About Our Guest Blogger
Diane Gilleland blogs, podcasts, publishes, teaches, and makes videos about all things crafty over at CraftyPod.com. When she’s not doing those things, she’s doing whatever her cat tells her to do. And what’s wrong with that?
Fat Quarter February continues! Stay tuned all month long for creative projects that use just a quarter yard of fabric. This week Emma Jeffery, from the blog Hello Beautiful, shares a tutorial for sewing up a sweet and simple baby jacket.
Jackets are a great item for newborns because you get to avoid the awkward, over-the-head dressing techniques of tops and tees and this one uses a Velcro fastening which is great when speed is of the essence.
To make this raglan sleeve jacket, you’ll need:
- Raglan sleeve jacket pattern
- one package of Ric Rac (I used medium size)
- a small amount of Velcro
The pattern will squeeze neatly onto one fat quarter of Spoonflower’s Basic Cotton Ultra. I used some small-scale prints by Heather Dutton. You will have three pattern pieces. Begin by pinning the raglan sleeves to the shirt back and sewing.
Press the seam allowance towards the back piece and topstitch down.
To make a neat finish along the shirt fronts and neckline, I like to use ric rac. It easily curves around the neck and adds a sweet little detail to the finished jacket. You could also use a thin bias tape, but I find it unwieldy on small projects like this. Start by pinning the ric rac to the right side of the shirt, starting at one bottom edge of a shirt front, up around the neck and down to the bottom of the second shirt front. Turn the ends of the ric rac under to make a neat finish. Sew the ric rac to the shirt. You are aiming to sew a straight line through the middle of the ric rac.
Fold the shirt together with right sides facing. Sew the back and shirt fronts together at the side seams and underarms. Make sure to match the hems at the sleeves and bottom edge. Trim and finish the seam allowance with a zig zag stitch or serger.
About Our Guest Blogger
I’m an obsessive sewer, often leaping into projects with more enthusiasm than talent, more bravado than skill and more good luck than anything else. This technique has worked well for me so far and more often than not, I make things I love, even if they’re not absolutely perfect. And though I’m no expert, I have a passion for fabric, color and design. I know what I like and what I like makes me smile.
What’s adorable, uses only a quarter yard of fabric, and sews up in under an hour?

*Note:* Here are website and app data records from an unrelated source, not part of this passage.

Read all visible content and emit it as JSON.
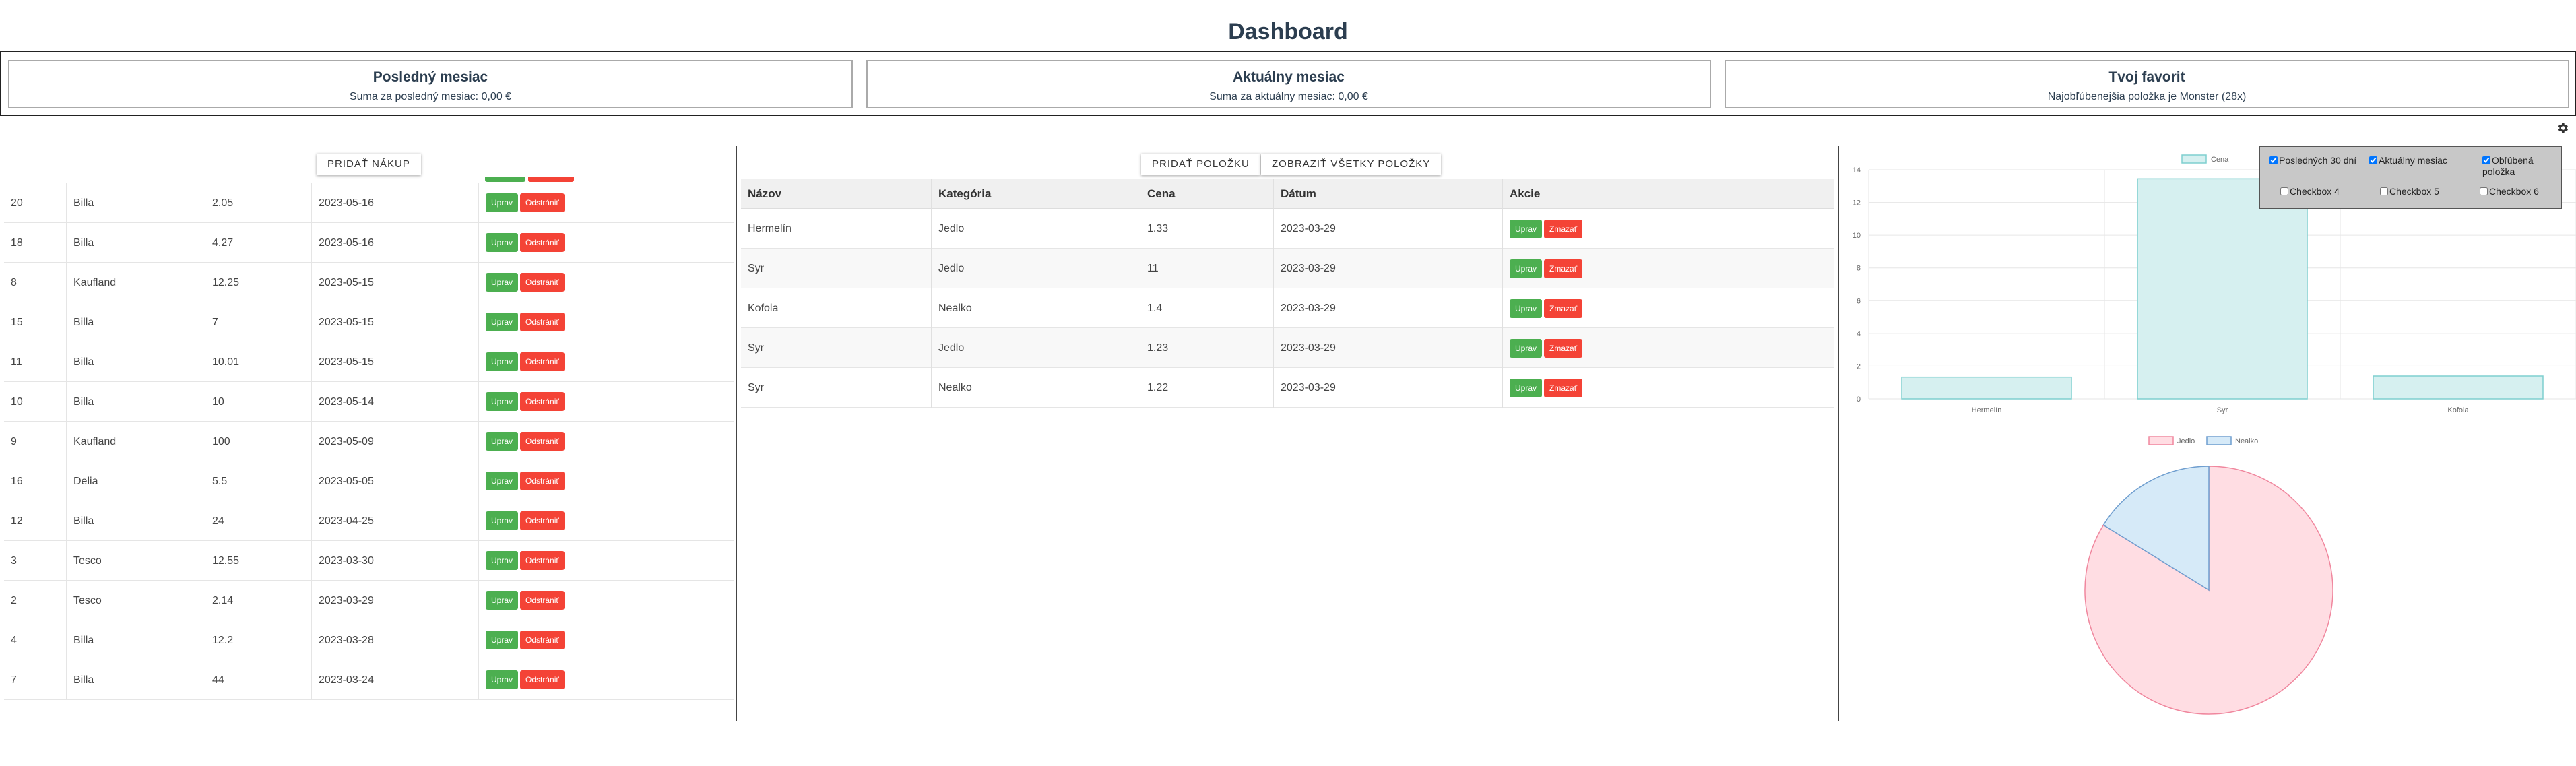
{
  "title": "Dashboard",
  "cards": [
    {
      "title": "Posledný mesiac",
      "text": "Suma za posledný mesiac: 0,00 €"
    },
    {
      "title": "Aktuálny mesiac",
      "text": "Suma za aktuálny mesiac: 0,00 €"
    },
    {
      "title": "Tvoj favorit",
      "text": "Najobľúbenejšia položka je Monster (28x)"
    }
  ],
  "left_panel": {
    "add_button": "PRIDAŤ NÁKUP",
    "edit_label": "Uprav",
    "delete_label": "Odstrániť",
    "rows": [
      {
        "id": "20",
        "store": "Billa",
        "amount": "2.05",
        "date": "2023-05-16"
      },
      {
        "id": "18",
        "store": "Billa",
        "amount": "4.27",
        "date": "2023-05-16"
      },
      {
        "id": "8",
        "store": "Kaufland",
        "amount": "12.25",
        "date": "2023-05-15"
      },
      {
        "id": "15",
        "store": "Billa",
        "amount": "7",
        "date": "2023-05-15"
      },
      {
        "id": "11",
        "store": "Billa",
        "amount": "10.01",
        "date": "2023-05-15"
      },
      {
        "id": "10",
        "store": "Billa",
        "amount": "10",
        "date": "2023-05-14"
      },
      {
        "id": "9",
        "store": "Kaufland",
        "amount": "100",
        "date": "2023-05-09"
      },
      {
        "id": "16",
        "store": "Delia",
        "amount": "5.5",
        "date": "2023-05-05"
      },
      {
        "id": "12",
        "store": "Billa",
        "amount": "24",
        "date": "2023-04-25"
      },
      {
        "id": "3",
        "store": "Tesco",
        "amount": "12.55",
        "date": "2023-03-30"
      },
      {
        "id": "2",
        "store": "Tesco",
        "amount": "2.14",
        "date": "2023-03-29"
      },
      {
        "id": "4",
        "store": "Billa",
        "amount": "12.2",
        "date": "2023-03-28"
      },
      {
        "id": "7",
        "store": "Billa",
        "amount": "44",
        "date": "2023-03-24"
      }
    ]
  },
  "middle_panel": {
    "add_button": "PRIDAŤ POLOŽKU",
    "show_all_button": "ZOBRAZIŤ VŠETKY POLOŽKY",
    "headers": [
      "Názov",
      "Kategória",
      "Cena",
      "Dátum",
      "Akcie"
    ],
    "edit_label": "Uprav",
    "delete_label": "Zmazať",
    "rows": [
      {
        "name": "Hermelín",
        "category": "Jedlo",
        "price": "1.33",
        "date": "2023-03-29"
      },
      {
        "name": "Syr",
        "category": "Jedlo",
        "price": "11",
        "date": "2023-03-29"
      },
      {
        "name": "Kofola",
        "category": "Nealko",
        "price": "1.4",
        "date": "2023-03-29"
      },
      {
        "name": "Syr",
        "category": "Jedlo",
        "price": "1.23",
        "date": "2023-03-29"
      },
      {
        "name": "Syr",
        "category": "Nealko",
        "price": "1.22",
        "date": "2023-03-29"
      }
    ]
  },
  "settings": {
    "checkboxes": [
      {
        "label": "Posledných 30 dní",
        "checked": true
      },
      {
        "label": "Aktuálny mesiac",
        "checked": true
      },
      {
        "label": "Obľúbená položka",
        "checked": true
      },
      {
        "label": "Checkbox 4",
        "checked": false
      },
      {
        "label": "Checkbox 5",
        "checked": false
      },
      {
        "label": "Checkbox 6",
        "checked": false
      }
    ]
  },
  "icons": {
    "settings": "gear-icon"
  },
  "colors": {
    "green": "#4caf50",
    "red": "#f44336",
    "bar_fill": "#d6f0f0",
    "bar_stroke": "#7fcfcf",
    "pie_jedlo": "#ffdde3",
    "pie_jedlo_stroke": "#f0879e",
    "pie_nealko": "#d6eaf8",
    "pie_nealko_stroke": "#6f9ecf"
  },
  "chart_data": [
    {
      "type": "bar",
      "categories": [
        "Hermelín",
        "Syr",
        "Kofola"
      ],
      "series": [
        {
          "name": "Cena",
          "values": [
            1.33,
            13.45,
            1.4
          ]
        }
      ],
      "ylim": [
        0,
        14
      ],
      "yticks": [
        "0",
        "2",
        "4",
        "6",
        "8",
        "10",
        "12",
        "14"
      ],
      "legend": "top"
    },
    {
      "type": "pie",
      "labels": [
        "Jedlo",
        "Nealko"
      ],
      "values": [
        13.56,
        2.62
      ],
      "legend": "top"
    }
  ]
}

These knit baby leggings! We can’t get over them. These things are as easy to make as they are cute (and they’re really cute). Join Spoonflower friend and contributor Anda Corrie as she walks you through these DIY knit leggings, available in sizes 6 months – 5T, and bookmark this page–you’ll definitely want to make more than one pair. More of an audio/visual learner? Skip down to the bottom of the post and check out the step-by-step video with Spoonflower team member Meredith. Let’s get started!
To celebrate Day Three in our twelve days of holiday giveaways, we're giving three lucky fabric lovers surprise fat quarter bundles in holiday-inspired fabrics designed by some terrific Spoonflower designers.
Printed on our limited edition cotton poplin fabric, these mixed bundles feature designs like Stoflab's Retro Red Star, Bora's Vintage Christmas Balls, Anda's Trees and Sparks, Mummy Sam's Holiday Double Decker Bus, and Paper Sparrow's Christmas Portraits collection.
Comment on this post (or on the link to this post on our Facebook page) to enter the drawing for a chance to win! We'll choose three winners at midnight tonight (EST) and announce our next holiday giveaway tomorrow, December 4th, at 10:00 AM Eastern Standard Time.
Congratulations to Shen Barnachea of San Jose, California, winner of yesterday's drawing for a bias tape maker by Simplicity!